I immediately thought of a wrap skirt and honestly I can't even remember why.  I decided to knit it sideway because it gives me the chance to try it on as I go since I really don't enjoy a lot of planning when I design my own sweater.  I was determined to put in some effort knitting from my too large stash this year so I got out the light green Plymouth Silk Merino I have, also some Berroco Jasper that I never knew what to do with it.  Some improvisation on short rows at the end hoping for better fit.   When I was almost done with the skirt, I realized it can also be worn as a shawl of some sort.  When I tried it on I loved the look of shawl.

Blocking is just magic.  I did rather aggressive blocking to make it more a trapezoid shape of a skirt.

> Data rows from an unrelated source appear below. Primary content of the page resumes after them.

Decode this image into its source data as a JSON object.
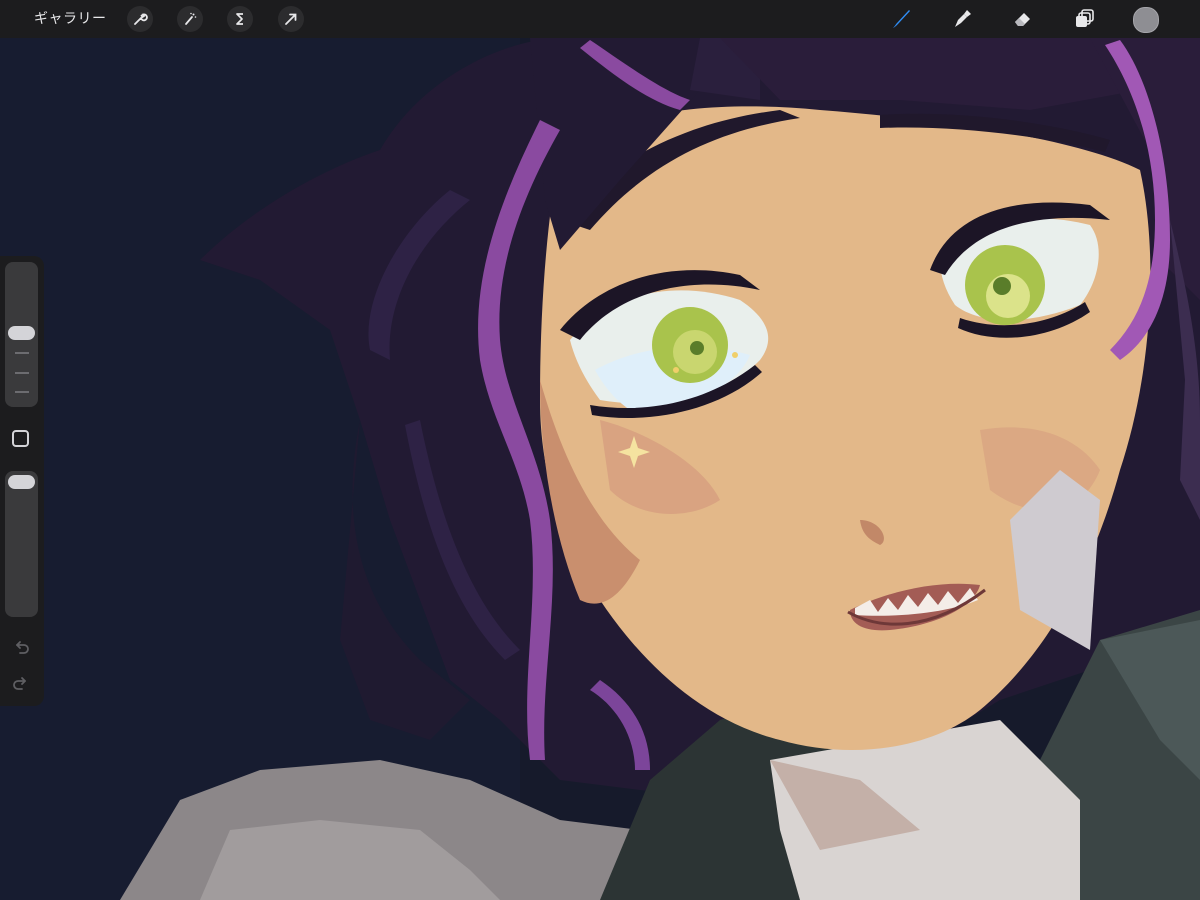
{
  "toolbar": {
    "gallery_label": "ギャラリー",
    "left_tools": [
      "wrench-icon",
      "magic-wand-icon",
      "selection-icon",
      "transform-arrow-icon"
    ],
    "right_tools": [
      "brush-icon",
      "smudge-icon",
      "eraser-icon",
      "layers-icon"
    ],
    "active_tool": "brush",
    "accent_color": "#2f8df5",
    "current_color": "#8e8e93"
  },
  "sidebar": {
    "size_slider_level": 0.35,
    "opacity_slider_level": 0.05,
    "undo_icon": "undo-icon",
    "redo_icon": "redo-icon"
  },
  "canvas": {
    "background_color": "#161a2b",
    "skin_color": "#e3b889",
    "hair_color": "#2a1c35",
    "hair_highlight": "#9b52a8",
    "eye_color": "#a9c34c"
  }
}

After finishing the skirt.  I finally went back and finished the sweater before I can change my mind or come up with some other ideas again. 


I've been obsessed with watching and reading the news from Egypt for the past few days.  My heart goes out to all the people in Egypt who are fighting for a better country.   I'd lived in Taiwan during an era when democracy was a something the government claimed we had but not practiced in real life.  I remember the days any opposition voice was silenced. I remember what it was like even as a little kid knowing what I can and cannot say.  I remember how presidency was held by the same leader for a long time and then passed down to his son.  I remember the oppressive social climate. 

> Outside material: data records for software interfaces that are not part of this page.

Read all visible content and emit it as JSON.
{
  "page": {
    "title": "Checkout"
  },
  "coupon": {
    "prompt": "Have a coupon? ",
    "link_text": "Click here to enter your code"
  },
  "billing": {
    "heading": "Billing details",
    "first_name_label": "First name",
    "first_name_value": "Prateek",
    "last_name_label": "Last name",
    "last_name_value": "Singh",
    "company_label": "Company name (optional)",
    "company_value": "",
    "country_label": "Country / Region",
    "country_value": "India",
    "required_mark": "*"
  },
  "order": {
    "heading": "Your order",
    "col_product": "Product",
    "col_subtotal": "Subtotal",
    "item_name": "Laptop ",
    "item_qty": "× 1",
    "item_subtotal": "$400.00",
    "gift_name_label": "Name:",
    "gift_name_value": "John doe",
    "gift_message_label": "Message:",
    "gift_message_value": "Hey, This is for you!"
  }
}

The Egyptian protesters' will to fight for a better country is impressive.  It was truly tragic the peaceful demonstration was faced with violence against them.  I hope Egyptian people can have a brighter future very very soon without much more violence and suffering.